- **Problem details**:
Each entry must be given again exactly; images do not belong in the copy.

- **The input**:
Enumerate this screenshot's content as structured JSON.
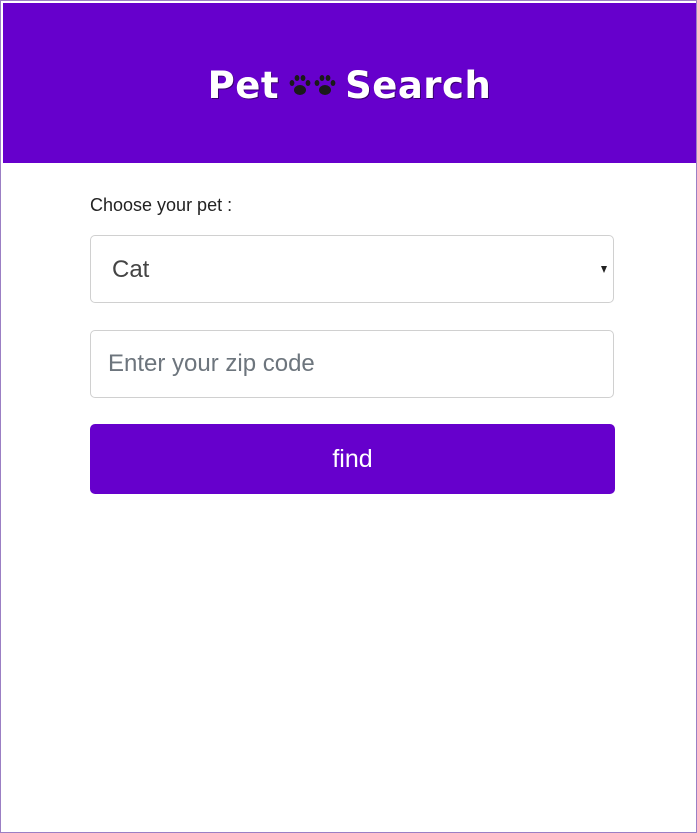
{
  "colors": {
    "brand": "#6600cc",
    "frame_border": "#9b7fc4"
  },
  "header": {
    "logo_left": "Pet",
    "logo_icon": "paw-prints-icon",
    "logo_right": "Search"
  },
  "form": {
    "pet_label": "Choose your pet :",
    "pet_select": {
      "selected": "Cat",
      "icon": "caret-down-icon"
    },
    "zip_input": {
      "value": "",
      "placeholder": "Enter your zip code"
    },
    "find_label": "find"
  }
}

- **Solution below**:
Enumerate this screenshot's content as structured JSON.
{
  "colors": {
    "brand": "#6600cc",
    "frame_border": "#9b7fc4"
  },
  "header": {
    "logo_left": "Pet",
    "logo_icon": "paw-prints-icon",
    "logo_right": "Search"
  },
  "form": {
    "pet_label": "Choose your pet :",
    "pet_select": {
      "selected": "Cat",
      "icon": "caret-down-icon"
    },
    "zip_input": {
      "value": "",
      "placeholder": "Enter your zip code"
    },
    "find_label": "find"
  }
}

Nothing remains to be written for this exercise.